  • 109 on June 4 broke the 1996 record of 108.
  • 110 on June 5 broke the 1996 record of 107.
  • 113 on June 19 broke the 1968 record of 108.
  • 117 on June 20 broke the 1936 record of 109 and was 1° hotter than Phoenix Sky Harbor Airport.

Cottonwood lacked a weather station from 1937 through 1948, but it appears that average June high temperatures continue to rise. Here’s a history of new record average highs:
 1922: 97.3
 1924: 97.6
 1956: 98.7
 1960: 99.3
 1974: 102.1
 1994: 102.6
 2016: 102.7 (estimated)

Nine of the 15 hottest Junes occurred this century. Nine of the 15 coolest Junes occurred prior to 1963.

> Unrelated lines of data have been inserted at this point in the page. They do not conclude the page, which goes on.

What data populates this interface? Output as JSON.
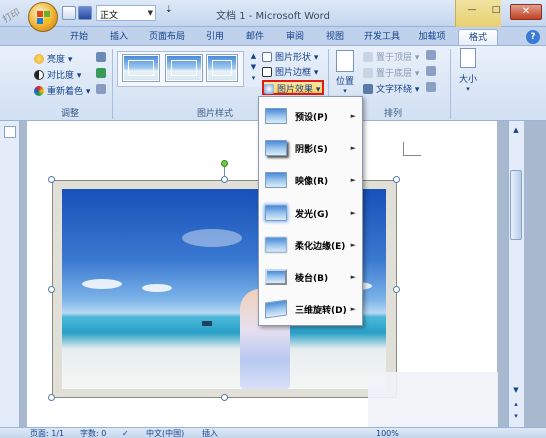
{
  "window": {
    "title": "文档 1 - Microsoft Word",
    "close_glyph": "✕",
    "min_glyph": "—",
    "max_glyph": "□"
  },
  "qat": {
    "style_value": "正文",
    "more_glyph": "⇣"
  },
  "tabs": [
    "开始",
    "插入",
    "页面布局",
    "引用",
    "邮件",
    "审阅",
    "视图",
    "开发工具",
    "加载项",
    "格式"
  ],
  "active_tab": "格式",
  "help_glyph": "?",
  "ribbon": {
    "adjust": {
      "label": "调整",
      "brightness": "亮度 ▾",
      "contrast": "对比度 ▾",
      "recolor": "重新着色 ▾"
    },
    "styles": {
      "label": "图片样式",
      "shape": "图片形状 ▾",
      "border": "图片边框 ▾",
      "effects": "图片效果 ▾"
    },
    "arrange": {
      "label": "排列",
      "position": "位置",
      "bring_front": "置于顶层 ▾",
      "send_back": "置于底层 ▾",
      "text_wrap": "文字环绕 ▾"
    },
    "size": {
      "label": "大小"
    }
  },
  "menu": [
    {
      "label": "预设(P)"
    },
    {
      "label": "阴影(S)"
    },
    {
      "label": "映像(R)"
    },
    {
      "label": "发光(G)"
    },
    {
      "label": "柔化边缘(E)"
    },
    {
      "label": "棱台(B)"
    },
    {
      "label": "三维旋转(D)"
    }
  ],
  "statusbar": {
    "page": "页面: 1/1",
    "words": "字数: 0",
    "lang": "中文(中国)",
    "mode": "插入",
    "zoom": "100%"
  },
  "watermark": "打印"
}
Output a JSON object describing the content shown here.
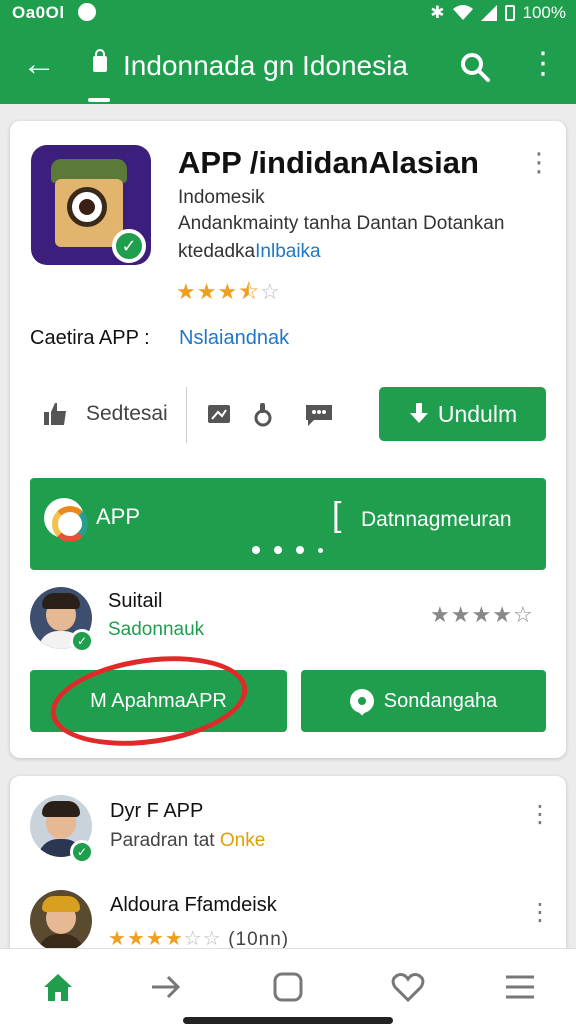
{
  "status_bar": {
    "time": "Oa0Ol",
    "battery": "100%"
  },
  "app_bar": {
    "title": "Indonnada gn Idonesia"
  },
  "app": {
    "title": "APP /indidanAlasian",
    "developer": "Indomesik",
    "description_line1": "Andankmainty tanha Dantan Dotankan",
    "description_line2_prefix": "ktedadka",
    "description_line2_link": "Inlbaika",
    "rating": 3.5,
    "rating_display": "★★★☆☆"
  },
  "category": {
    "label": "Caetira APP :",
    "value": "Nslaiandnak"
  },
  "actions": {
    "share_label": "Sedtesai",
    "install_label": "Undulm"
  },
  "banner": {
    "app_label": "APP",
    "cta_label": "Datnnagmeuran"
  },
  "review1": {
    "name": "Suitail",
    "subtitle": "Sadonnauk",
    "rating": 4
  },
  "buttons": {
    "left_label": "M ApahmaAPR",
    "right_label": "Sondangaha"
  },
  "review2": {
    "name": "Dyr F APP",
    "subtitle_prefix": "Paradran tat ",
    "subtitle_highlight": "Onke"
  },
  "review3": {
    "name": "Aldoura Ffamdeisk",
    "rating": 4,
    "count": "(10nn)"
  },
  "bottom_nav": [
    {
      "name": "home-icon"
    },
    {
      "name": "arrow-right-icon"
    },
    {
      "name": "square-icon"
    },
    {
      "name": "heart-icon"
    },
    {
      "name": "menu-icon"
    }
  ],
  "colors": {
    "primary": "#1f9e4e",
    "link": "#1f77c6",
    "star": "#f0a020",
    "annotation": "#e02a2a"
  }
}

Cause for panic? No. Average global temperatures have been on the increase since the “little ice age” ended in the 1800s. It would be odd if records weren’t broken and more worrisome if most were record lows instead of highs.

Will the Verde Valley get sloshed?

Jon Hutchinson’s article in the Dec. 11 Verde Independent titled “2016 flood prospects concern Verde Valley emergency responders” reports expectation that Yavapai County will be wetter than normal during the first three months of 2016.

We are certainly in the midst of a very strong El Niño and it is prudent for Verde Valley Emergency Service responders to be “gearing up for a big flood season.” But the historical record does not suggest any reason for unusual preparations.

The heaviest January-through-March precipitation in Cottonwood/Tuzigoot’s weather station history occurred (in order of decreasing volume) in 1993, 2005, 1980, and 1978, and not one of those years was even a moderate El Niño year by NOAA’s reckoning.

In the Verde Valley, none of the previous five “strong” or “very strong” El Niños have produced exceptional precipitation during the first three months of the year. In all but the 1972-73 El Niño, precipitation during that period was at or below “normal.”

Central California residents have more cause for concern:


Sacramento’s precipitation record shows correlation between strong El Niños and heavy January through March precipitation. But here in the Verde Valley, where a dearth of precipitation is the norm, past weather is less often a predictor of what is to come. Here we should always keep an eye on weather forecasts and be prepared for the worst.


Cottonwood/Tuzigoot average January-March precipitation from 1950 through 2015 is only 3 inches. Precipitation was above average during all but one of the strong and very strong El Niño years. 16 of 23 El Niño years, 9 of 23 neutral years, and 4 of 20 La Niña years had above average precipitation.

Since “normal precipitation” in the Verde Valley is rarely considered enough, I sincerely hope the National Weather Service prediction of above normal precipitation is moderately correct.

In addition to this VerdeViews blog, there is a website that will someday host a photo journal for the Verde Valley area. Currently it hosts three Climatic Variance pages that display temperature records for the globe, regions, nations, and individual stations in unusual formats. The project began as a study of trends in Arizona and grew into much more. I wonder if continued expansion of these pages is of interest to anyone besides me. If you are at all interested in climatic trends I would appreciate your feedback.